- Nestle said pressure on global food prices weighed on its earnings in 2016, reporting a 6% decrease in net profits to $8.53 billion for the fiscal year, according to U.S. News & World Report. Revenue grew just 0.8% to $89.47 billion.
- The confection giant also saw double-digit declines in its Chinese unit.
- The company, which only releases its earnings once a year, said that organic growth increased 3.2% in 2016. It expects to see increases of 2 to 4% in organic growth for 2017.
While Nestle had some problems in Asia and certain European segments, the Switzerland-based company saw sales growth in North America. Organic growth was strongest in the Americas, up 4.2%. While this region met the international company's growth target — which was significantly scaled back in October — the rest of the world trailed behind.
During a company press conference, Company CEO Mark Schneider said that for 2017, the company is looking to restructure costs considerably. He did not go into many specifics, instead hinting at the company’s history of finding efficiencies when needed.
Part of the company's strategy in the U.S. has centered on growth in its chocolate and confectionery brands, as well as expansion into the high-end premium market. In 2016, Nestle debuted two premium brands, Cailler and Damak, in North America and elsewhere. The company said that its performance in U.S. confectionery was "disappointing" in 2016, caused by stiff competition and low growth in the chocolate space.
More U.S. investments in the sweets segment are coming. Last month, the company announced a partnership with Hostess to create ice cream versions of some of its more iconic treats, like Twinkies, Sno Balls and CupCakes. By working with an up-and-coming brand with a loyal following, Hostess may be able to give its sales a jolt.

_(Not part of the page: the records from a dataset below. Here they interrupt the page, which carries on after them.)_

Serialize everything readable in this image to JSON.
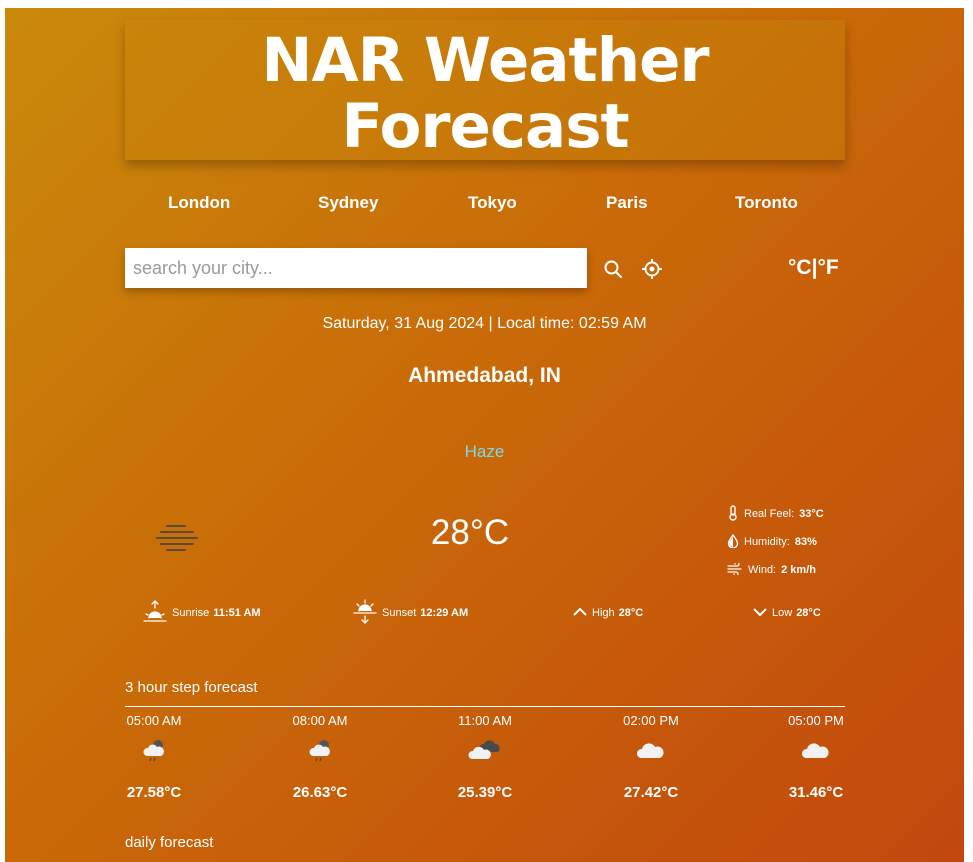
{
  "header": {
    "title_line1": "NAR Weather",
    "title_line2": "Forecast"
  },
  "cities": [
    "London",
    "Sydney",
    "Tokyo",
    "Paris",
    "Toronto"
  ],
  "search": {
    "placeholder": "search your city...",
    "value": ""
  },
  "units": {
    "celsius": "°C",
    "separator": "|",
    "fahrenheit": "°F"
  },
  "current": {
    "datetime": "Saturday, 31 Aug 2024 | Local time: 02:59 AM",
    "location": "Ahmedabad, IN",
    "condition": "Haze",
    "temperature": "28°C",
    "condition_icon": "haze-icon",
    "details": {
      "real_feel_label": "Real Feel:",
      "real_feel_value": "33°C",
      "humidity_label": "Humidity:",
      "humidity_value": "83%",
      "wind_label": "Wind:",
      "wind_value": "2 km/h"
    },
    "sun": {
      "sunrise_label": "Sunrise",
      "sunrise_value": "11:51 AM",
      "sunset_label": "Sunset",
      "sunset_value": "12:29 AM",
      "high_label": "High",
      "high_value": "28°C",
      "low_label": "Low",
      "low_value": "28°C"
    }
  },
  "hourly": {
    "title": "3 hour step forecast",
    "items": [
      {
        "time": "05:00 AM",
        "icon": "cloud-rain-night-icon",
        "temp": "27.58°C"
      },
      {
        "time": "08:00 AM",
        "icon": "cloud-rain-night-icon",
        "temp": "26.63°C"
      },
      {
        "time": "11:00 AM",
        "icon": "broken-clouds-icon",
        "temp": "25.39°C"
      },
      {
        "time": "02:00 PM",
        "icon": "cloud-icon",
        "temp": "27.42°C"
      },
      {
        "time": "05:00 PM",
        "icon": "cloud-icon",
        "temp": "31.46°C"
      }
    ]
  },
  "daily": {
    "title": "daily forecast"
  },
  "colors": {
    "accent_condition": "#7fd9e6",
    "gradient_start": "#c98a0a",
    "gradient_end": "#c2480e"
  }
}
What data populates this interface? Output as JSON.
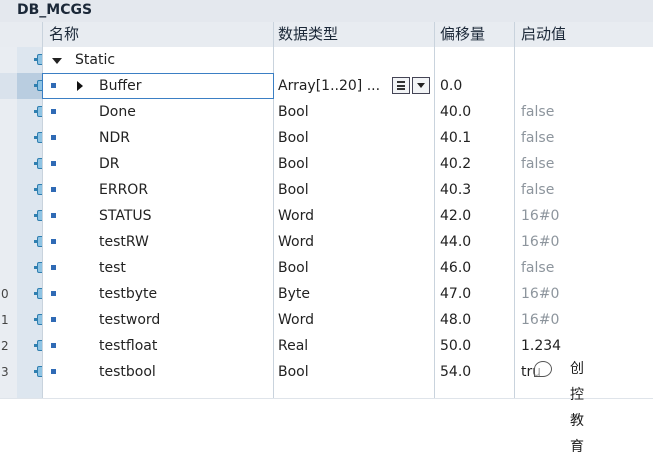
{
  "title": "DB_MCGS",
  "columns": {
    "name": "名称",
    "type": "数据类型",
    "offset": "偏移量",
    "start": "启动值"
  },
  "static_row": {
    "name": "Static"
  },
  "rows": [
    {
      "num": "",
      "name": "Buffer",
      "type": "Array[1..20] ...",
      "offset": "0.0",
      "start": "",
      "expand": true,
      "selected": true
    },
    {
      "num": "",
      "name": "Done",
      "type": "Bool",
      "offset": "40.0",
      "start": "false"
    },
    {
      "num": "",
      "name": "NDR",
      "type": "Bool",
      "offset": "40.1",
      "start": "false"
    },
    {
      "num": "",
      "name": "DR",
      "type": "Bool",
      "offset": "40.2",
      "start": "false"
    },
    {
      "num": "",
      "name": "ERROR",
      "type": "Bool",
      "offset": "40.3",
      "start": "false"
    },
    {
      "num": "",
      "name": "STATUS",
      "type": "Word",
      "offset": "42.0",
      "start": "16#0"
    },
    {
      "num": "",
      "name": "testRW",
      "type": "Word",
      "offset": "44.0",
      "start": "16#0"
    },
    {
      "num": "",
      "name": "test",
      "type": "Bool",
      "offset": "46.0",
      "start": "false"
    },
    {
      "num": "0",
      "name": "testbyte",
      "type": "Byte",
      "offset": "47.0",
      "start": "16#0"
    },
    {
      "num": "1",
      "name": "testword",
      "type": "Word",
      "offset": "48.0",
      "start": "16#0"
    },
    {
      "num": "2",
      "name": "testfloat",
      "type": "Real",
      "offset": "50.0",
      "start": "1.234"
    },
    {
      "num": "3",
      "name": "testbool",
      "type": "Bool",
      "offset": "54.0",
      "start": "tru"
    }
  ],
  "watermark": "创控教育",
  "icons": {
    "interface": "db-interface-icon",
    "bullet": "variable-bullet-icon"
  }
}
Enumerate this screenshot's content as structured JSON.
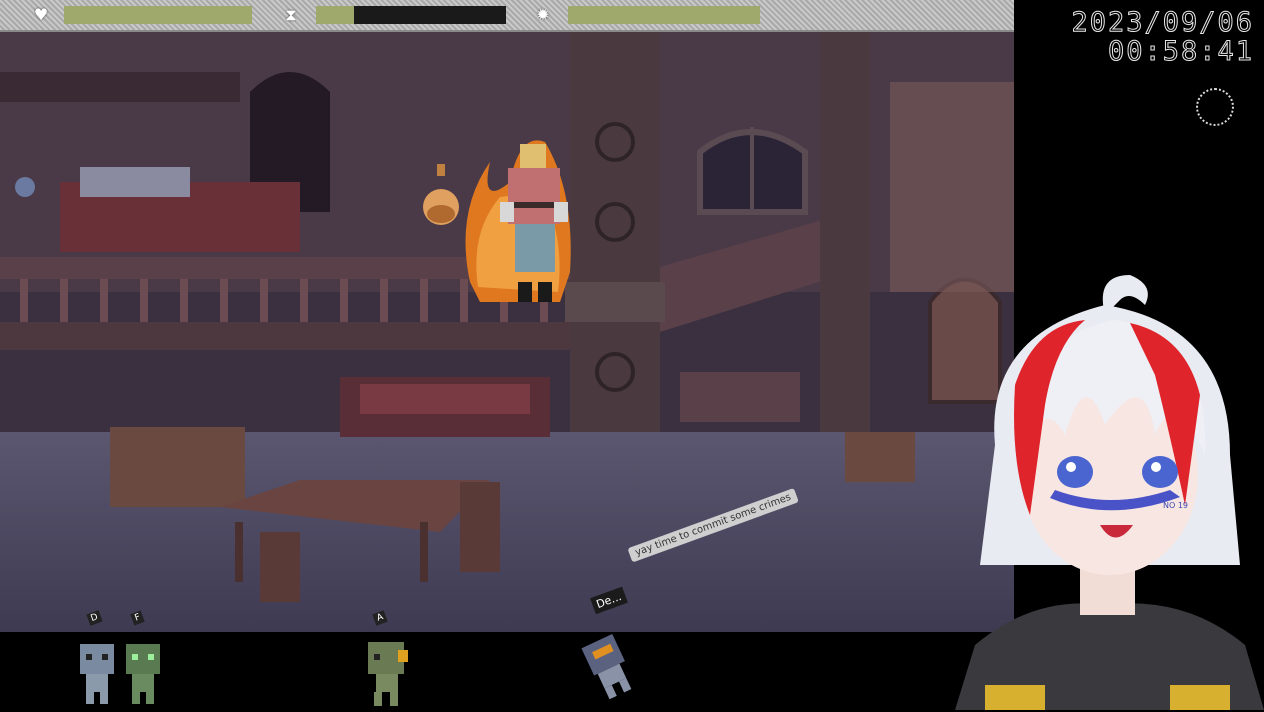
{
  "clock": {
    "date": "2023/09/06",
    "time": "00:58:41"
  },
  "hud": {
    "heart_icon": "heart-icon",
    "hourglass_icon": "hourglass-icon",
    "sun_icon": "sun-icon",
    "health_fraction": 1.0,
    "time_fraction": 0.2,
    "light_fraction": 1.0,
    "bar_color": "#9fa96b"
  },
  "scene": {
    "item": "potion-flask",
    "character": "player-on-fire"
  },
  "chat": {
    "username": "De...",
    "message": "yay time to commit some crimes"
  },
  "viewers": [
    {
      "tag": "D"
    },
    {
      "tag": "F"
    },
    {
      "tag": "A"
    },
    {
      "tag": ""
    }
  ],
  "avatar": {
    "face_text": "NO 19"
  }
}
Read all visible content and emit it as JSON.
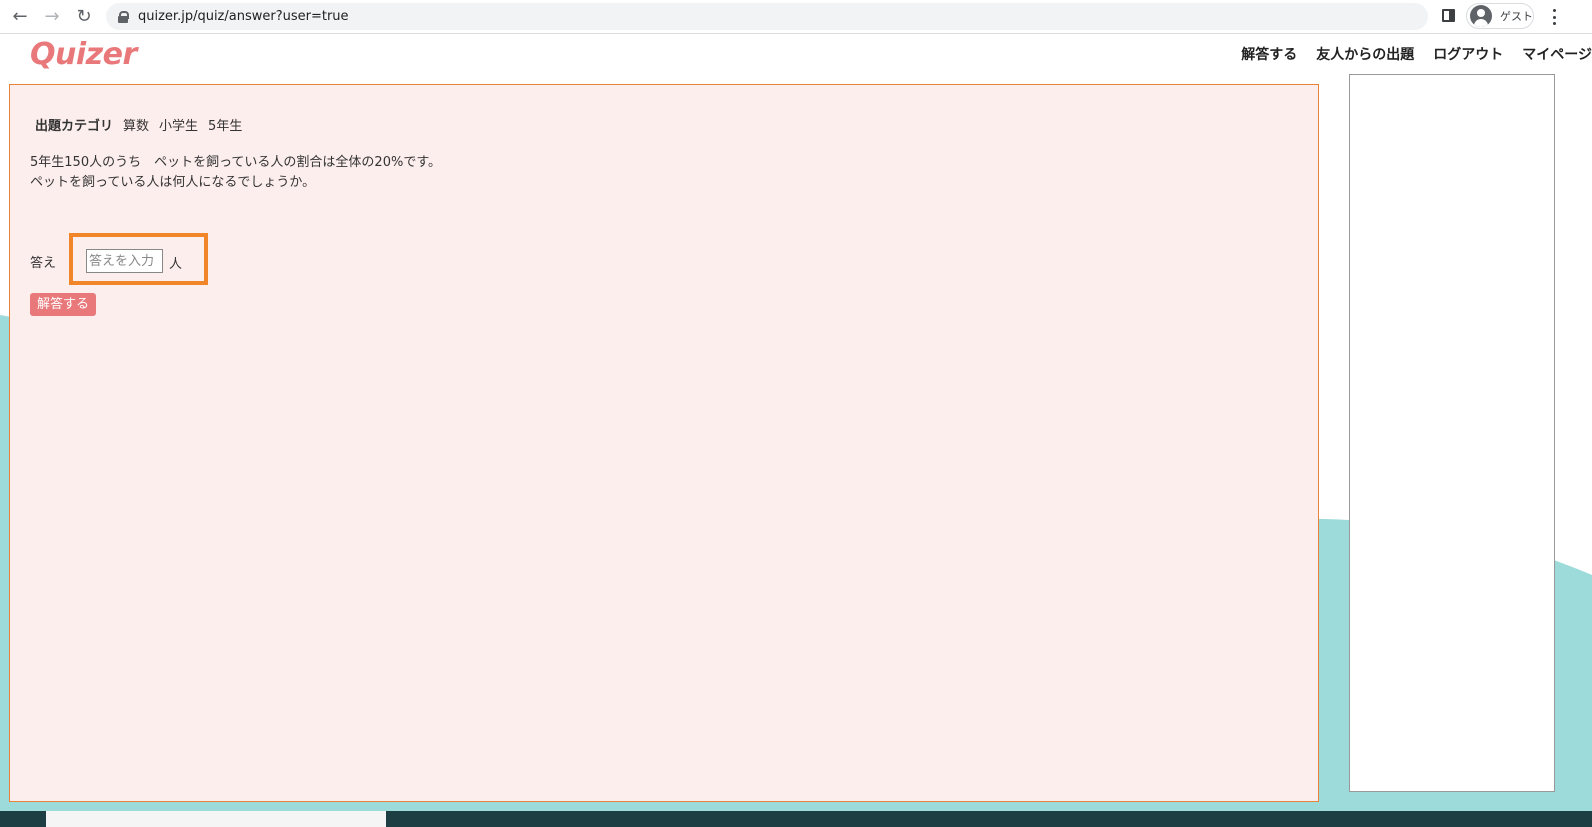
{
  "browser": {
    "url": "quizer.jp/quiz/answer?user=true",
    "profile_label": "ゲスト"
  },
  "header": {
    "logo": "Quizer",
    "nav": [
      "解答する",
      "友人からの出題",
      "ログアウト",
      "マイページ"
    ]
  },
  "quiz": {
    "category_label": "出題カテゴリ",
    "category_tags": [
      "算数",
      "小学生",
      "5年生"
    ],
    "question_lines": [
      "5年生150人のうち　ペットを飼っている人の割合は全体の20%です。",
      "ペットを飼っている人は何人になるでしょうか。"
    ],
    "answer_label": "答え",
    "answer_placeholder": "答えを入力",
    "answer_value": "",
    "unit": "人",
    "submit_label": "解答する"
  },
  "colors": {
    "brand": "#e8787a",
    "card_bg": "#fdeeee",
    "card_border": "#e8833a",
    "highlight": "#f0852a",
    "wave": "#9cdbd9"
  }
}
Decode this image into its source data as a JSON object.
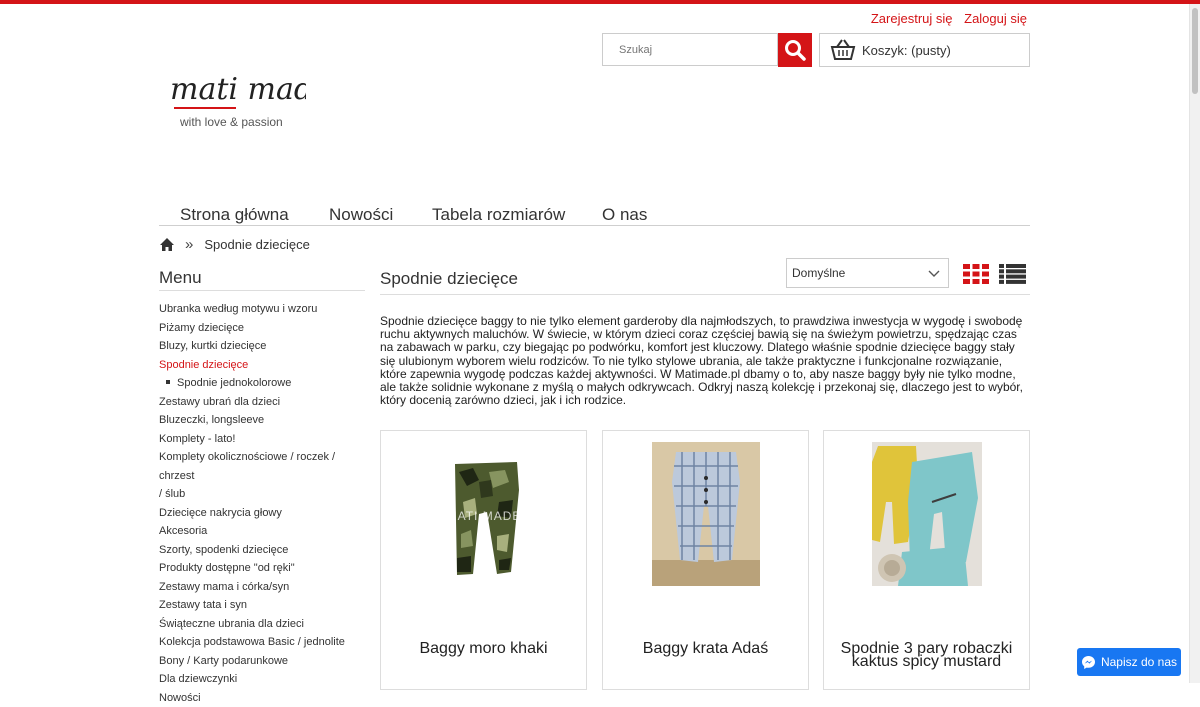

The company has also hopped on the better-for-you trend, pledging to reduce sugar in some of its U.S. sweets. Last month, Nestle committed to reduce sugar in its Nesquik product as part of a pledge to reduce sugar across its portfolio. And that may happen in a dynamic way. Last last year, Nestle said it found a scientific breakthrough that will allow for further sugar reduction without impacting taste. The company told Food Dive it was in the process of patenting a hollow and faster-dissolving sugar that could allow a 40% reduction in products. Details were scarce, but the manufacturer told Food Dive they expected it to be used in Nestle's products by 2018.